And while under s 601AH(5), a deregistered company can be reinstated,
“some companies are abandoned because they lack sufficient assets to make the appointment of a liquidator financially viable. In such cases, it is unlikely that reinstatement will be a productive exercise”.
That academic research noted that the figures often quoted – average dividends of 11 cents or (much) less in 96% of cases, assets under $250,000, few employees, etc – are confined to the companies that we know about but only because they go through the formal insolvency process and data is extracted.
“What these figures do not capture are the losses to creditors from abandoned companies, which are companies that do not enter any form of external administration”.
Those losses mostly include employees and the general unsecured creditors.

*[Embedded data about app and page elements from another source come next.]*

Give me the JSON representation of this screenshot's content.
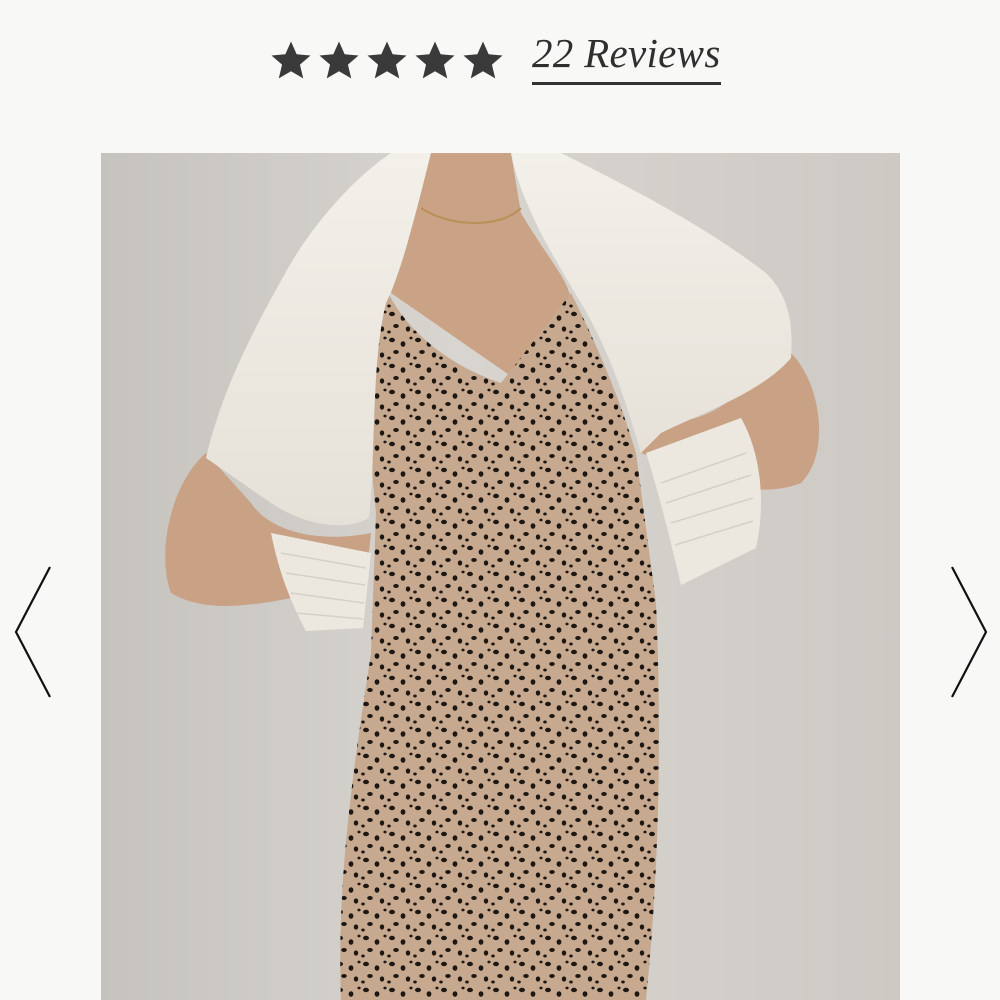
{
  "rating": {
    "stars_filled": 5,
    "stars_total": 5,
    "star_color": "#3a3a3a",
    "reviews_label": "22 Reviews"
  },
  "gallery": {
    "image_description_icon": "product-photo",
    "prev_icon": "chevron-left-icon",
    "next_icon": "chevron-right-icon",
    "arrow_color": "#111111"
  }
}
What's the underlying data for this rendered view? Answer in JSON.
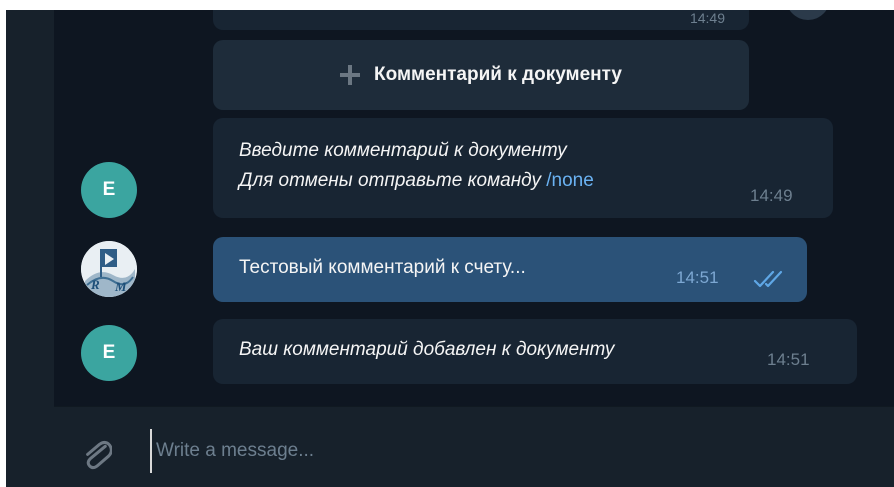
{
  "history": {
    "prev_time": "14:49"
  },
  "inline_button": {
    "label": "Комментарий к документу",
    "icon": "plus-icon"
  },
  "messages": [
    {
      "direction": "in",
      "avatar_letter": "E",
      "line1": "Введите комментарий к документу",
      "line2": "Для отмены отправьте команду",
      "command": "/none",
      "time": "14:49"
    },
    {
      "direction": "out",
      "avatar": "rm-logo",
      "text": "Тестовый комментарий к счету...",
      "time": "14:51",
      "status_icon": "double-check-icon"
    },
    {
      "direction": "in",
      "avatar_letter": "E",
      "text": "Ваш комментарий добавлен к документу",
      "time": "14:51"
    }
  ],
  "composer": {
    "placeholder": "Write a message...",
    "attach_icon": "paperclip-icon"
  },
  "colors": {
    "background": "#0e1621",
    "incoming_bubble": "#182533",
    "outgoing_bubble": "#2b5278",
    "avatar": "#3ba5a0",
    "link": "#6ab2f2"
  }
}
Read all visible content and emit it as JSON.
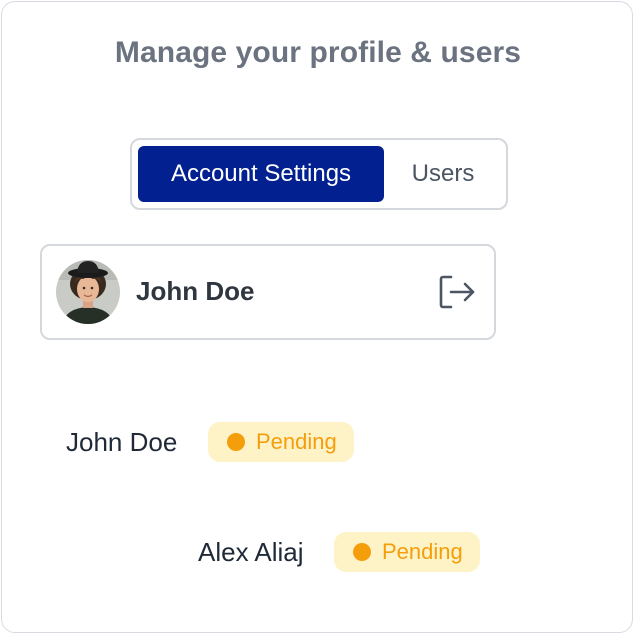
{
  "header": {
    "title": "Manage your profile & users"
  },
  "tabs": {
    "active_label": "Account Settings",
    "inactive_label": "Users"
  },
  "profile": {
    "name": "John Doe",
    "avatar_icon": "user-avatar-photo",
    "logout_icon": "logout-icon"
  },
  "users": [
    {
      "name": "John Doe",
      "status": "Pending"
    },
    {
      "name": "Alex Aliaj",
      "status": "Pending"
    }
  ],
  "colors": {
    "accent": "#02208f",
    "pending_text": "#f59e0b",
    "pending_bg": "#fef3c7"
  }
}
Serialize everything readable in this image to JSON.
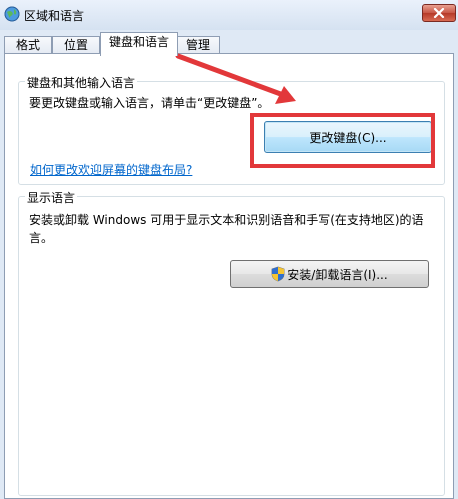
{
  "window": {
    "title": "区域和语言",
    "close_icon": "close-icon",
    "title_icon": "globe-icon"
  },
  "tabs": [
    {
      "label": "格式",
      "active": false
    },
    {
      "label": "位置",
      "active": false
    },
    {
      "label": "键盘和语言",
      "active": true
    },
    {
      "label": "管理",
      "active": false
    }
  ],
  "keyboard_group": {
    "legend": "键盘和其他输入语言",
    "description": "要更改键盘或输入语言，请单击“更改键盘”。",
    "change_button": "更改键盘(C)...",
    "help_link": "如何更改欢迎屏幕的键盘布局?"
  },
  "display_group": {
    "legend": "显示语言",
    "description": "安装或卸载 Windows 可用于显示文本和识别语音和手写(在支持地区)的语言。",
    "install_button": "安装/卸载语言(I)...",
    "install_icon": "uac-shield-icon"
  },
  "colors": {
    "annotation_red": "#e2383a",
    "link_blue": "#0066cc",
    "title_bar": "#dfe9f5"
  }
}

“They will need to fund the company’s liquidation themselves if they hope to recover anything of what they are owed, and risk further losses if it eventuates that company has no assets. As a result, many of these creditors do nothing, and the abandoned companies are eventually deregistered by ASIC for failure to return documents or pay annual fees”.
It was that research that estimated that there were five times as many abandoned companies as there were companies in liquidation at that time (2016) each year, “but the amounts lost to their creditors are unquantified”.
One more comment is from a 2017 submission to government warning that
“the risk that insufficient oversight of the deregistration process may be facilitating illegal phoenix activity was identified more than 20 years ago in the ASC’s 1995 research paper into phoenix activities and insolvent trading … ‘it would appear that approximately 92% of Phoenix companies are deregistered under [what is now s 601AB]…’”.
It is however easier and much better to pass an anti-phoenix law.
So does all this matter?
Yes, to a practical and workable extent, which can be explained, later.
Briefly for now, we should remedy the lack of access to insolvency justice by those MSMEs too poor to go broke through a public role such as a public liquidator or fund. Public trust and confidence in insolvency are fragile concepts given the significant benefit accorded a debtor by the release of all its debts. This has adverse impact upon many, and while creditors are unlikely to see much return from insolvency, accountability is important, at least in Australia, where the rule of law is generally supported, including by some politicians.
There is no money to be made at that end – insolvency has never been just about debtor and creditor and money – but apart from that there are proper roles for the state in providing an infrastructure in support. The infrastructure has been slow in coming and is not here in time for this 2020-2021 crisis – open access to data, data collection and analysis, and the use of artificial intelligence are some minimum requirements, and an insolvency ‘industry’ well up on using those mechanisms. These are further topics for explanation, and as our progress on those.
Suffice to end this commentary by pointing out that the current proposed reforms do not address the assetless MSME cases and their creditors and employees, and problems left behind, even less so means to address them.
 I’ll confine this to companies; individual present a more difficult answer.
 The ATO as an insolvency regulator? (2007) 19(3) Australian Insolvency Journal 24, Murray
 Explanatory Memorandum Insolvency Law Reform Bill 2015; but see ASIC’s comment that it won’t pay any liquidator for work done in taking an appointment on its behalf – How does ASIC choose a liquidator? Thea Eszenyi (2020) 32(3) ARITA J 50.
 See also www.murrayslegal.com.au generally, including recent articles written with Professor Jason Harris. Choose your own search word/s. This article is not fully referenced – contact me if you need references to research etc referred to.